Stored entries:
+===+

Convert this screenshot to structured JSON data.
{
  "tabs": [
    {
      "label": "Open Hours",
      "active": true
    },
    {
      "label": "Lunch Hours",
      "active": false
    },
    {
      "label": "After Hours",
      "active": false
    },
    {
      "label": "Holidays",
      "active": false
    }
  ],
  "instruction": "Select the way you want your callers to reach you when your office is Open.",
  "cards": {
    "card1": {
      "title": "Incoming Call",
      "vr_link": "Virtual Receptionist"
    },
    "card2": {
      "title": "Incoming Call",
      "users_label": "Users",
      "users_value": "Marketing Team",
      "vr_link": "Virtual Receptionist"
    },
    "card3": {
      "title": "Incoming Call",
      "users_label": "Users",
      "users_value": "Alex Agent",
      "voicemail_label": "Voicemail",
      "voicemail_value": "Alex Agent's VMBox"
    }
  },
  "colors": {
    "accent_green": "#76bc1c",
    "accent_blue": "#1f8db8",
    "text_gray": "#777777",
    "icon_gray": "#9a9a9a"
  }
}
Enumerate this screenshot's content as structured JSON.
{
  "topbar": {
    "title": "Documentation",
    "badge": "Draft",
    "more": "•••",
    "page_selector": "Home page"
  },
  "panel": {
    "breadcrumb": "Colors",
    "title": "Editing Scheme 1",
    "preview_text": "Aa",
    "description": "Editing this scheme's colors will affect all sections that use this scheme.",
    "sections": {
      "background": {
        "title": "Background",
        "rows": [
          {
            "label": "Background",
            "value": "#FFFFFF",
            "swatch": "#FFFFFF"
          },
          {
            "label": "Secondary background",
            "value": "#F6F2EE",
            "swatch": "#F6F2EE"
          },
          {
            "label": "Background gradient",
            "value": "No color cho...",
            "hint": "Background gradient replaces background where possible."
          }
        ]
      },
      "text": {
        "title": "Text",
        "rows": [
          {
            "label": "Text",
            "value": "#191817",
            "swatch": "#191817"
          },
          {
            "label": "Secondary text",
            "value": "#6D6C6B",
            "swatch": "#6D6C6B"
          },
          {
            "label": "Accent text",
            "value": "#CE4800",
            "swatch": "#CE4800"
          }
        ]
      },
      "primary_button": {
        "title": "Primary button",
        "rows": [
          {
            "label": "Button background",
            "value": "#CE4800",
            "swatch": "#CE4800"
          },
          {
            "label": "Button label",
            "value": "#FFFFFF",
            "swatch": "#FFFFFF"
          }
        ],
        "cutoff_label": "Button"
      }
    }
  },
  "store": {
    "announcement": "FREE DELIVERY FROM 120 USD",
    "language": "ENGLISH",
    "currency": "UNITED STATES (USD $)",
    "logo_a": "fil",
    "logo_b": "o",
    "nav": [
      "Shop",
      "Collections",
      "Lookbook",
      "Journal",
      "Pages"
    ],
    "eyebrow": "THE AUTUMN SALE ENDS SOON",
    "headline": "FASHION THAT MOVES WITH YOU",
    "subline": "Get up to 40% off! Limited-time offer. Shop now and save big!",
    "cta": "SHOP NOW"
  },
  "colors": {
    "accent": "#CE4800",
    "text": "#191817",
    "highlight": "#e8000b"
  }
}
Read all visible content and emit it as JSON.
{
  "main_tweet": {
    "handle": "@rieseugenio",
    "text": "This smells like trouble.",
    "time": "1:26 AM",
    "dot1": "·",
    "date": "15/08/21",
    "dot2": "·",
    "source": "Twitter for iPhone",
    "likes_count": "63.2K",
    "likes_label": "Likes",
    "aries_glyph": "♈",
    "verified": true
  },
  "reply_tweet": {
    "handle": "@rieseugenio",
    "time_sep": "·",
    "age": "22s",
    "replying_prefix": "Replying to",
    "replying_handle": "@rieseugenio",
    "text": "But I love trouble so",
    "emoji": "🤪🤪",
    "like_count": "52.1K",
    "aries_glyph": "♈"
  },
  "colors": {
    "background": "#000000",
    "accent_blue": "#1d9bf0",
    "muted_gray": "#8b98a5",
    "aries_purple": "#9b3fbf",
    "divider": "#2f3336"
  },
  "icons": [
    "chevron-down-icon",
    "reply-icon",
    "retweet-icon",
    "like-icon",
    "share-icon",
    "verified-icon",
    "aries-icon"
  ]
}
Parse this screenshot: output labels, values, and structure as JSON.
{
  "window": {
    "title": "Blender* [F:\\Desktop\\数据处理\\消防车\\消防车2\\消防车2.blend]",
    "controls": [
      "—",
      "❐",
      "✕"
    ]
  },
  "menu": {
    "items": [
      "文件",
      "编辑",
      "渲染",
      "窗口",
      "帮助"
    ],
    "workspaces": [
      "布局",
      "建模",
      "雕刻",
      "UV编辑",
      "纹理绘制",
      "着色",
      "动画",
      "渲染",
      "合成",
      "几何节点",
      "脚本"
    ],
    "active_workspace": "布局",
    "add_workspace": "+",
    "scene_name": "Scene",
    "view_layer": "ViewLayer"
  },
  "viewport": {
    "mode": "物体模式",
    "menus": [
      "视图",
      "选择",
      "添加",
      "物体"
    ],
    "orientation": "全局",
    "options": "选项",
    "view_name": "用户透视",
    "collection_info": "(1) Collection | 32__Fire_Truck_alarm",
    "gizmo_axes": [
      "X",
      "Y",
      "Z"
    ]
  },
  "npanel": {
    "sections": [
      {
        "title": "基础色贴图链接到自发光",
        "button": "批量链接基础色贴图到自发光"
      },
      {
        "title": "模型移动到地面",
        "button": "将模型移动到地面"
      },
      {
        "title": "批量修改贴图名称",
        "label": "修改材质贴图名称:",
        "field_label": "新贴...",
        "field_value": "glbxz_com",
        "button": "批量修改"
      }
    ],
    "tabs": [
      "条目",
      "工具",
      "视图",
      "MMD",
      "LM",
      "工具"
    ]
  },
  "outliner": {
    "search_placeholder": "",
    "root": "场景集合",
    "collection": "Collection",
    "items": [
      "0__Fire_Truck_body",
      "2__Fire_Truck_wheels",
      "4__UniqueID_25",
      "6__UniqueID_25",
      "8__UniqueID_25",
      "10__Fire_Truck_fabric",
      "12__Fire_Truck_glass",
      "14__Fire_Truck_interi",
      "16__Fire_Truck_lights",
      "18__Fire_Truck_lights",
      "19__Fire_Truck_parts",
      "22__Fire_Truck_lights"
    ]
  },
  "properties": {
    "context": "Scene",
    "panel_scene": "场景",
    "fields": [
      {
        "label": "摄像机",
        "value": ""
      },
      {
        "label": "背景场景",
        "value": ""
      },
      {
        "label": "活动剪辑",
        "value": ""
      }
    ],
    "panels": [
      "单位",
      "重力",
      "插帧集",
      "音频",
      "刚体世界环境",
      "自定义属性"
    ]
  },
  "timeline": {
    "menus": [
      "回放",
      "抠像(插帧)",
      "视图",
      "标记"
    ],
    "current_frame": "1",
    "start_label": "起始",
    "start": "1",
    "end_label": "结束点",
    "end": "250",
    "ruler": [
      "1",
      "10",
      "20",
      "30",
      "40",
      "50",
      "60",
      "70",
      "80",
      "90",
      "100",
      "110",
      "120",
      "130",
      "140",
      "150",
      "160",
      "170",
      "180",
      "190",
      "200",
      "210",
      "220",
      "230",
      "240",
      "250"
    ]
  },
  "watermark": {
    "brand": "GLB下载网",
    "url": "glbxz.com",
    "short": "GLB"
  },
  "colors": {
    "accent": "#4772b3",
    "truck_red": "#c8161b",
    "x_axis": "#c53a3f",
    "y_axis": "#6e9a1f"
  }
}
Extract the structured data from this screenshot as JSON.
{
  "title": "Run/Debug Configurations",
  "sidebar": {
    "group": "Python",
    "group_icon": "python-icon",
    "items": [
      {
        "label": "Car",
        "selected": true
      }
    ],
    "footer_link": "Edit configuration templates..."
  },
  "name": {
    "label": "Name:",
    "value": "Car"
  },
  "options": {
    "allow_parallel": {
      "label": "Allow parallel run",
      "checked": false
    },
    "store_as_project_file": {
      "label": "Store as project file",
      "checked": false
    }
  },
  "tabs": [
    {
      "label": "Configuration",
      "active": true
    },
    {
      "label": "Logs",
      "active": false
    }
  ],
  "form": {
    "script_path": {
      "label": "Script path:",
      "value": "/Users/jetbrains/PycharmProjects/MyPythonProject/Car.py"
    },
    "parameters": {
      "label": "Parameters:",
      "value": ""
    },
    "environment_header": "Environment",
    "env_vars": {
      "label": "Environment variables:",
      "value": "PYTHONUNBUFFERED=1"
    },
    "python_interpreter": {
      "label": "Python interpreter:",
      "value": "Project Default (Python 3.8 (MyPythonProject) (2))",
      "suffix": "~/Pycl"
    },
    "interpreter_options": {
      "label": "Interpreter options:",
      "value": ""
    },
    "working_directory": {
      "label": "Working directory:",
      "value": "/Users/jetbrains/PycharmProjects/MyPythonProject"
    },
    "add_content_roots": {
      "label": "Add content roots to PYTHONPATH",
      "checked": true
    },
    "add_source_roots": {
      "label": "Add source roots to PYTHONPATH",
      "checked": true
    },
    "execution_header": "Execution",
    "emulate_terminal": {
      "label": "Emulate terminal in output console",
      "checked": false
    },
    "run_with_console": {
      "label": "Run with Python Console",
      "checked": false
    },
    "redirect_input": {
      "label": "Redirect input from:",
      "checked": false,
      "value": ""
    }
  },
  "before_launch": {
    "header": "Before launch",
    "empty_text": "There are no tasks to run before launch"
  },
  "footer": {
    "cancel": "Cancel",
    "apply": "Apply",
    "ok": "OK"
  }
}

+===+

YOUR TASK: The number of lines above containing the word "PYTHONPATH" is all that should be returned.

RESPONSE TO THIS EXERCISE: 2